People who are deficient in vitamin C may be at increased risk for periodontal disease.9 When a group of people with periodontitis who normally consumed only 20–35 mg of vitamin C per day were given an additional 70 mg per day, objective improvement of periodontal tissue occurred in only six weeks.10 It makes sense for people who have a low vitamin C intake (e.g., people who eat few fruits and vegetables) to supplement with vitamin C in order to improve gingival health.

For people who consume adequate amounts of vitamin C in their diet, several studies have found that supplemental vitamin C has no additional therapeutic effect. Research,11 including double-blind evidence,12 shows that vitamin C fails to significantly reduce gingival inflammation in people who are not vitamin C deficient. In one study, administration of vitamin C plus flavonoids (300 mg per day of each) did improve gingival health in a group of people with gingivitis;13 there was less improvement, however, when vitamin C was given without flavonoids. Preliminary evidence has suggested that flavonoids by themselves may reduce inflammation of the gums.14

Preliminary evidence has linked gingivitis to a coenzyme Q10 (CoQ10) deficiency.15 Some researchers believe this deficiency could interfere with the body’s ability to repair damaged gum tissue. In a double-blind trial, 50 mg per day of CoQ10 given for three weeks was significantly more effective than a placebo at reducing symptoms of gingivitis.16 Compared with conventional approaches alone, topical CoQ10 combined with conventional treatments resulted in better outcomes in a group of people with periodontal disease.17

Some,18 but not all,19 research has found that giving 500 mg of calcium twice per day for six months to people with periodontal disease results in a reduction of symptoms (bleeding gums and loose teeth). Although some doctors recommend calcium supplementation to people with diseases of the gums, supportive scientific evidence remains weak.

Are there any side effects or interactions with gingivitis?

Refer to the individual supplement for information about any side effects or interactions.

Herbs that may be helpful for gingivitis


Bloodroot contains alkaloids, principally sanguinarine, that are sometimes used in toothpaste and other oral hygiene products because they inhibit oral bacteria.20 21 Sanguinarine-containing toothpastes and mouth rinses should be used according to manufacturer’s directions.
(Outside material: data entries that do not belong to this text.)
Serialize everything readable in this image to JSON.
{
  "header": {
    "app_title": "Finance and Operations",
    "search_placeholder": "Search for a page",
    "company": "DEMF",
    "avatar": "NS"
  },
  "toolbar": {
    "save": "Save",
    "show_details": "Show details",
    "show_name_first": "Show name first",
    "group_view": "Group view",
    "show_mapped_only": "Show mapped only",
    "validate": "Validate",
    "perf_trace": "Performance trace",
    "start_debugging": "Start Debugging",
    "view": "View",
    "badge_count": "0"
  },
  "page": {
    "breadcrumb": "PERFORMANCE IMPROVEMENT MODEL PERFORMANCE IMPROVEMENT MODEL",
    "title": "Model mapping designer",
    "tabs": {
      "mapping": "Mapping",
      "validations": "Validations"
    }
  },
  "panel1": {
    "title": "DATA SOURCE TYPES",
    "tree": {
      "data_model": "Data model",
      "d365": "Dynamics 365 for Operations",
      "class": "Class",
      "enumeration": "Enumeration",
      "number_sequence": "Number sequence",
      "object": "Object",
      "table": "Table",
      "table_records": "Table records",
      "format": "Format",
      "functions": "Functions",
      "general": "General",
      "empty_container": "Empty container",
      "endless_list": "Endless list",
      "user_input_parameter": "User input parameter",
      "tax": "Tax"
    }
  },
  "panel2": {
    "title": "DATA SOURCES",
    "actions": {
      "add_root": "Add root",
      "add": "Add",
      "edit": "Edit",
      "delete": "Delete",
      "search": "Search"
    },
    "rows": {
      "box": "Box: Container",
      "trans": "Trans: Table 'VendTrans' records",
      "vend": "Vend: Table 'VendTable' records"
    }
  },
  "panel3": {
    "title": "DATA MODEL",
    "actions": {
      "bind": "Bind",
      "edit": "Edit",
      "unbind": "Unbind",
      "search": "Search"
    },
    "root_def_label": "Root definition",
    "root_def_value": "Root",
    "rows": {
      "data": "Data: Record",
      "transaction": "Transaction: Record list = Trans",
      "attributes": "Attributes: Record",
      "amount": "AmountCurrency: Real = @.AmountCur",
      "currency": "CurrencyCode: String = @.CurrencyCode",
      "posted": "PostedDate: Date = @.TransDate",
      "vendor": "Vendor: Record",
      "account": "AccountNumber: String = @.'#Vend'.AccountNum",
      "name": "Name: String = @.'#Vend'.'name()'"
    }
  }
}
A six-month, double-blind trial found that use of a bloodroot and zinc toothpaste reduced gingivitis significantly better than placebo.22 However, a similar study was unable to replicate these results.23 Thus, at present, it is unknown who will respond to bloodroot toothpaste and who will not. Concerns also exist about the long-term safety of bloodroot.

A mouthwash combination that includes sage oil, peppermint oil, menthol, chamomile tincture, expressed juice from echinacea, myrrh tincture, clove oil, and caraway oil has been used successfully to treat gingivitis.24 In cases of acute gum inflammation, 0.5 ml of the herbal mixture in half a glass of water three times daily is recommended by some herbalists. This herbal preparation should be swished slowly in the mouth before spitting out. To prevent recurrences, slightly less of the mixture can be used less frequently.

A toothpaste containing sage oil, peppermint oil, chamomile tincture, expressed juice from Echinacea purpurea, myrrh tincture, and rhatany tincture has been used to accompany this mouthwash in managing gingivitis.25

Of the many herbs listed above, chamomile, echinacea, and myrrh should be priorities. These three herbs can provide anti-inflammatory and antimicrobial actions critical to successfully treating gingivitis.

Are there any side effects or interactions with gingivitis?

Refer to the individual herb for information about any side effects or interactions.